Book Review : Scandalous Housewives Mumbai by Madhuri Banerjee. More than raunchy tale of Lust, Kinky Sex!
Madhuri Banerjee is back with another racy read on love and relationships titled ‘SCANDALOUS HOUSEWIVES: MUMBAI’. The book revolves around the lives of four housewives living in a residential high-rise of Mumbai. As the parallel stories of these four women move forward, the reader is compelled to ponder upon the role a housewife (read homemaker) plays in a family.
The book promises a raunchy tale of lust, lies, betrayal and of course a final show down but I would urge you not to judge the book by its cover. At many points the novel surprises the reader by the immense depth of its female characters and their paradigm shifting portrayal. Amidst the kinky sex episodes and saucy secrets, the author portrays the ‘lovely ladies’ in bold colours of liberty, breaking all forms of restraint; pushing all boundaries and stepping over all thresholds.
The plot of the story, though thin through the first-half, gathers pace as the story progresses. The lives of the four friends entangle in a meshwork of explosive lies and as all of them strive to maintain the peace of their households, a threatening email shatters everything to the floor; and this marks the real and ultimate test of their ties of friendship. However will they survive?
Madhuri Banerjee’s book may seem to some as inspired by the popular US sitcom , the Desperate Housewives. And it can be. But tell you, there are no sweeping similarities between the two. For instance, in one of the episodes of Desperate housewives, one of the housewives is shown to be deeply unnerved by his son’s gay encounter with her boyfriend. In an increasing quirky World, where every author seems to be in big pressure to include the gay angles to their novels, Madhuri’s novel keeps a distance from it. The forbidden relationship the novel talks about though, is the one between Gita and her brother-in-law. This excuses the author from any inspiration, whatsoever. As instead of blindly following something, she chose to include a much more common proscribed relationship in Indian society. The one Gita finds herself in.
I must mention here that the plot is a little unfathomable and shaky at certain points, which is a major turn off. This line marks my favourite point in the novel – “The best thing a father can give to a child is respect to the mother.”
If you’re looking for a masala weekend read, I’d say go for ‘Scandalous Housewives: Mumbai’ and you may end up with a little more than you bargained for.
I have purposefully not given it any ratings. I wrote the review keeping in mind that the reader would pick it up just as a weekend read. I haven’t judged it with the same standards as I would an Ayn Rand book.
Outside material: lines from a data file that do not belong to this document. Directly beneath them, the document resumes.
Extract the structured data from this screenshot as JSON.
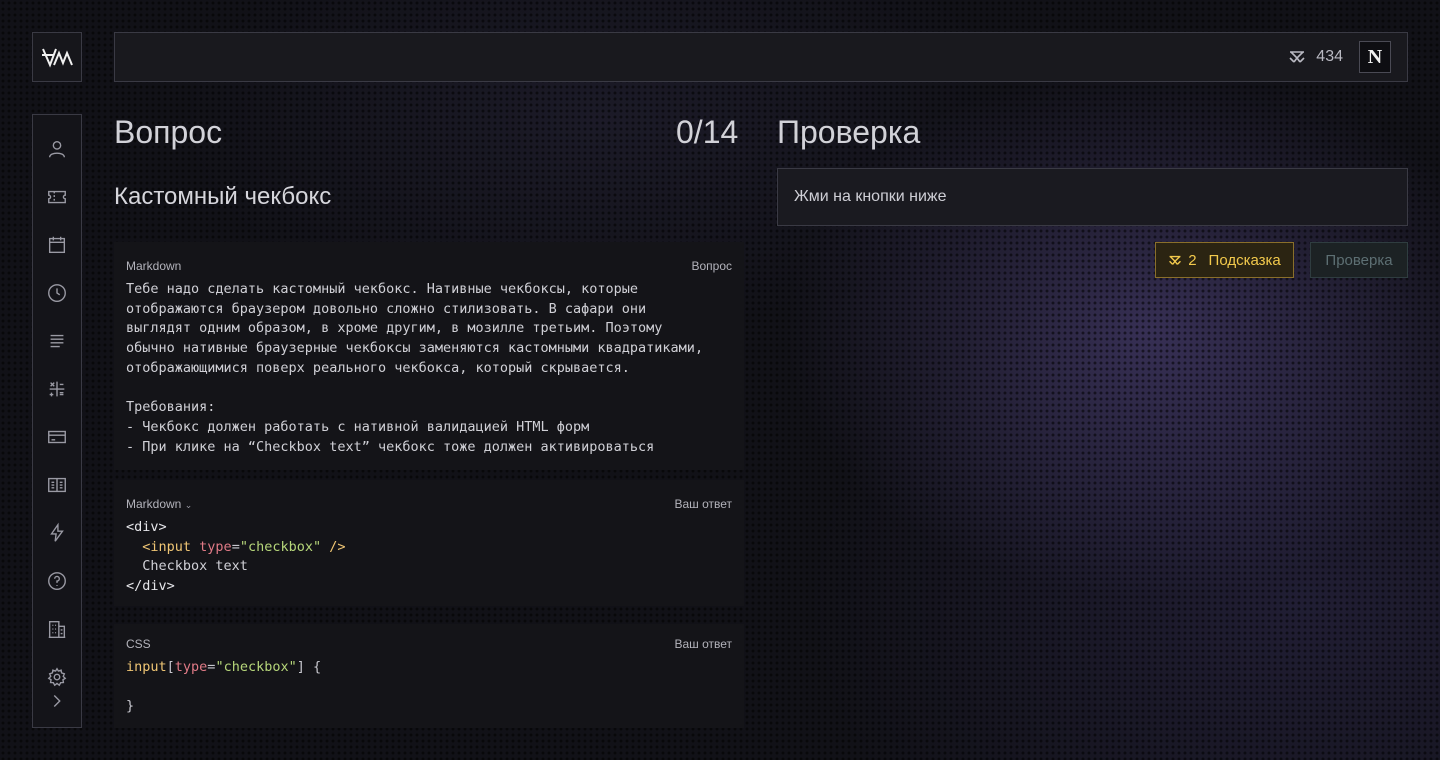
{
  "logo": {
    "icon": "brand-logo-icon"
  },
  "topbar": {
    "coins": "434",
    "coins_icon": "coin-stack-icon",
    "avatar_letter": "N"
  },
  "sidebar": {
    "items": [
      {
        "icon": "user-icon"
      },
      {
        "icon": "ticket-icon"
      },
      {
        "icon": "calendar-icon"
      },
      {
        "icon": "clock-icon"
      },
      {
        "icon": "list-icon"
      },
      {
        "icon": "math-icon"
      },
      {
        "icon": "card-icon"
      },
      {
        "icon": "book-icon"
      },
      {
        "icon": "lightning-icon"
      },
      {
        "icon": "help-icon"
      },
      {
        "icon": "building-icon"
      },
      {
        "icon": "gear-icon"
      }
    ],
    "expand_icon": "chevron-right-icon"
  },
  "question": {
    "heading": "Вопрос",
    "counter": "0/14",
    "task_title": "Кастомный чекбокс",
    "description_block": {
      "lang": "Markdown",
      "role": "Вопрос",
      "lines": [
        "Тебе надо сделать кастомный чекбокс. Нативные чекбоксы, которые",
        "отображаются браузером довольно сложно стилизовать. В сафари они",
        "выглядят одним образом, в хроме другим, в мозилле третьим. Поэтому",
        "обычно нативные браузерные чекбоксы заменяются кастомными квадратиками,",
        "отображающимися поверх реального чекбокса, который скрывается.",
        "",
        "Требования:",
        "- Чекбокс должен работать с нативной валидацией HTML форм",
        "- При клике на “Checkbox text” чекбокс тоже должен активироваться"
      ]
    },
    "html_block": {
      "lang": "Markdown",
      "role": "Ваш ответ",
      "line1": "<div>",
      "line2_indent": "  ",
      "line2_tag": "<input ",
      "line2_attr": "type",
      "line2_eq": "=",
      "line2_str": "\"checkbox\"",
      "line2_close": " />",
      "line3": "  Checkbox text",
      "line4": "</div>"
    },
    "css_block": {
      "lang": "CSS",
      "role": "Ваш ответ",
      "sel_tag": "input",
      "sel_open": "[",
      "sel_attr": "type",
      "sel_eq": "=",
      "sel_str": "\"checkbox\"",
      "sel_close": "] {",
      "line2": "",
      "line3": "}"
    }
  },
  "check": {
    "heading": "Проверка",
    "result_text": "Жми на кнопки ниже",
    "hint_count": "2",
    "hint_label": "Подсказка",
    "check_label": "Проверка"
  },
  "colors": {
    "accent_hint": "#f2c94c",
    "background": "#111117"
  }
}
I hope that’s okay.
About Madhuri Banerjee
Madhuri Banerjee, a bestselling author who gained popularity right after the release of her first novel, ‘Losing My Virginity and other …’, acquired a masters degree in Mass Communication and Films from Jamia Milia Islamia, Delhi. She won a national award for best documentary on women issues for her thesis film “Between Dualities.”
She is an active blogger, screenplay writer, Ad film director, columnist and relationship advisor. She prides herself on being a mother.